Eating out. It’s religion for some and an enjoyable pastime for all. Let’s be real. We all love to do it. Tasty, convenient, fun, and a break from the standard, day-to-day routine. Even though it’s a lot of fun, eating out doesn’t always help us reach our nutrition goals. Restaurant foods can be much higher in fat, salt, and other additives that we wouldn’t normally add to our home cooked meals [source]. And don’t even get me started on restaurant portion sizes.
But guess what? As a personal trainer and nutrition coach, I plan on eating out around once a week, even when I am working on fat loss goals.
When reading most of the personal trainer/nutrition coach perspectives out there, eating out often becomes the devil. But I’ve actually found a way to eat out, enjoy life, AND still get results. Oh and I’m sharing it with you.
For all of 2016, I spent my time commuting between California and Texas. Always on the go and rarely feeling settled, I turned to restaurant options more often than I’d like to admit. Even though I was “eating well” most of the time, I was over-indulging (hello wine 7 nights a week) and paying the price. At first, I definitely noticed changes in my energy levels, body composition, and mindset.
But, after tons of trial and error, I’ve come up with three simple steps to guide my restaurant eating.
3 steps to eat out without breaking the calorie bank
1) Break down every menu into components.
When we look at menus, we can often feel overwhelmed. There are so many items and none of them look like our meal plans.

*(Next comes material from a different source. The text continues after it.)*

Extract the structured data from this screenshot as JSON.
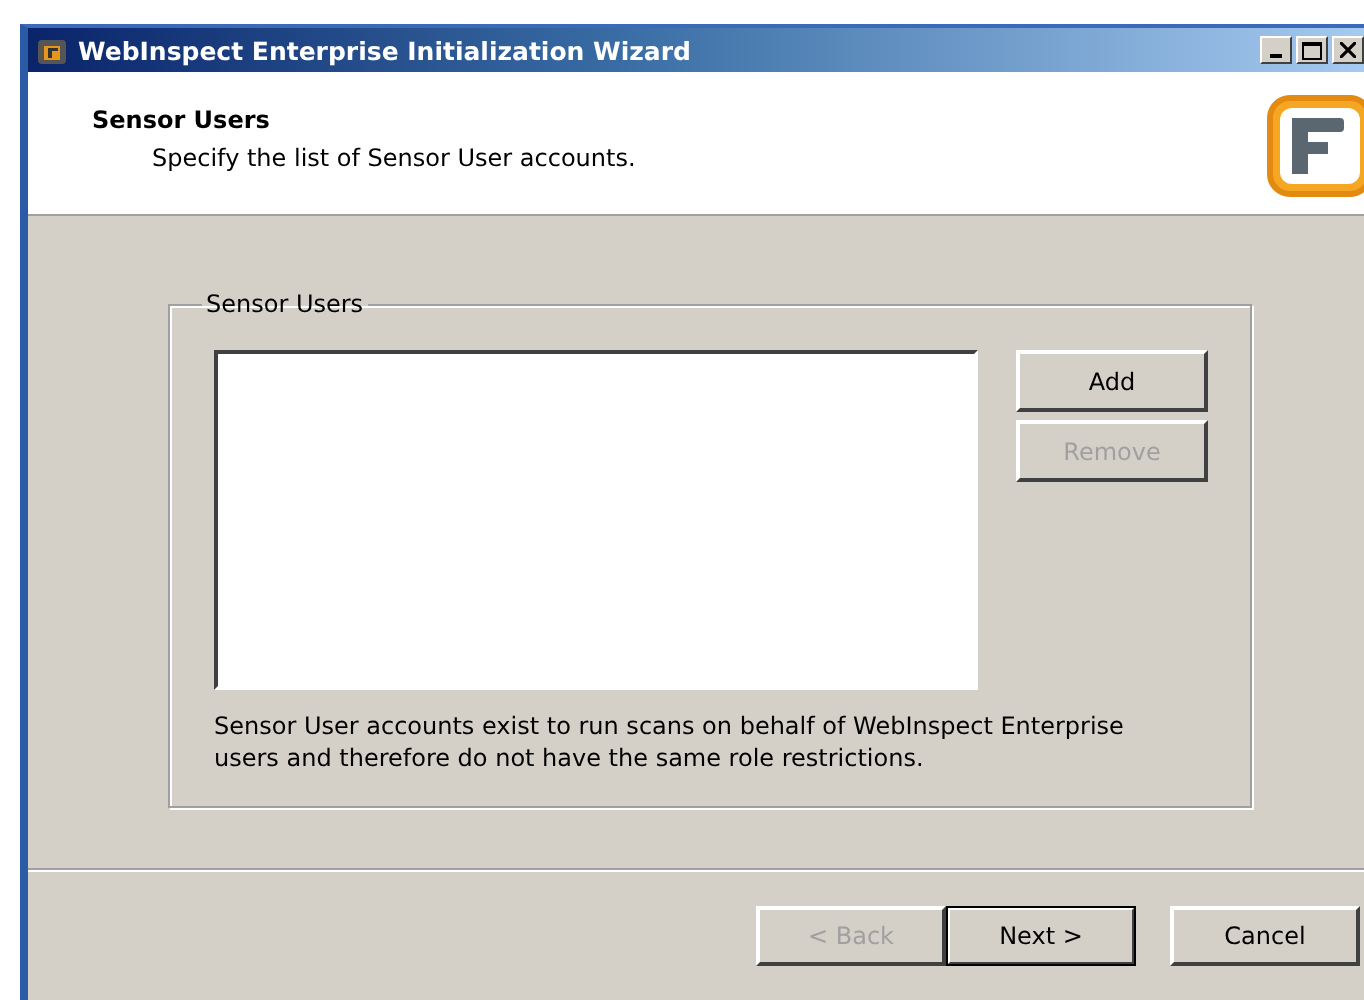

Instead of shaking our heads, calling it a wash, and ordering a “cheat meal,” start dissecting that menu. Figure out what’s listed and narrow it down to the healthier options.
If I’m struggling, I start by looking in the salad and entree sections. Usually, I can find some sort of salad with grilled chicken, and I’ll use that as a starting point, doctoring it up to my tastes.
A couple suggestions to get start right now:
- Pick proteins that are baked or roasted. This gives good flavor without tons of fat.
- If you’re a vegetarian, make sure your item has a protein source.
- Choose carbs based on your goals. If you’re aiming for fat loss, ask for a double serving of veggies and skip that potato.
2) Choose protein and veggies that’ll satisfy you
3) CHOOSE every indulgence
For those of us with disordered eating backgrounds, indulgence is tough. We either feel like we should restrict or count every bite that goes into our mouths or we’re indulging at full speed. This always made me afraid of indulging at all, because I felt like I couldn’t stop. And when I did indulge? I felt insanely guilty later. I thought I had to feel guilty or restrictive; those were the only two options. If you are sick of feeling guilty or restrictive when eating, my #ConsistentNutrition Cheatsheet will help you navigate the middle between guilt and restriction. Grab your copy now.
I created my conscious indulgence framework to specifically guide our indulgences. It makes indulgence part of every single day–without going overboard. So, when I walk into a restaurant, I’ve already consciously chosen how I’ll splurge. This gives me the willpower to pick healthier options to fill the rest of my plate. Win, win, and win(e). Show me what YOU choose to indulge in with #myconsciousindulgence. I’ll be posting throughout the week on the topic so don’t miss out.
I talk with women all the time who are struggling to stay consistent with their nutrition, especially when eating out. They know what they “should” eat but they can’t seem to implement it when outside of their normal routine. They either restrict themselves and feel super deprived or they get overwhelmed by all the “shoulds” and eat whatever they want, leaving them feeling lots of guilt.
I’ve been there. For years, I went out to dinner or happy hours only to order the lowest calorie option. I’d crave something tasty but knew I *should* order something light, so I ordered grilled chicken with roasted vegetables. I’d feel pretty good about myself…until appetizers came. Sweet potato fries, meatballs, and bread with pesto dipping sauce would fill the table. I’d try resisting…for about five minutes. Eventually, I’d always give in, indulging in fries, meatballs, bread, and lots of wine. Even though I knew what I should do, I couldn’t. I was too bored by my choices to stick with them, so I went overboard and felt super guilty afterwards.
Consistency with nutrition is hard. We often know what we need to do but implementing it is another story. There are days when we’re really good and days when everything is off. Sometimes nutrition is effortless, but other times, it gets so overwhelming or we get sick of making decisions, so we end up overindulging and feeling guilty later. When these things happen, we feel like there’s no middle ground between restriction and guilt.
But there is.
With lots of experimentation, I found a way to cut to the middle between deprivation and guilt. That’s why I created my #ConsistentNutrition Cheatsheet to help all of us implement the things we know we should do with our nutrition. There are no crazy meal plans or calorie counts, just the handful things you need to implement daily to eat moderately and find that middle between restriction and guilt.
Do you enjoy eating out?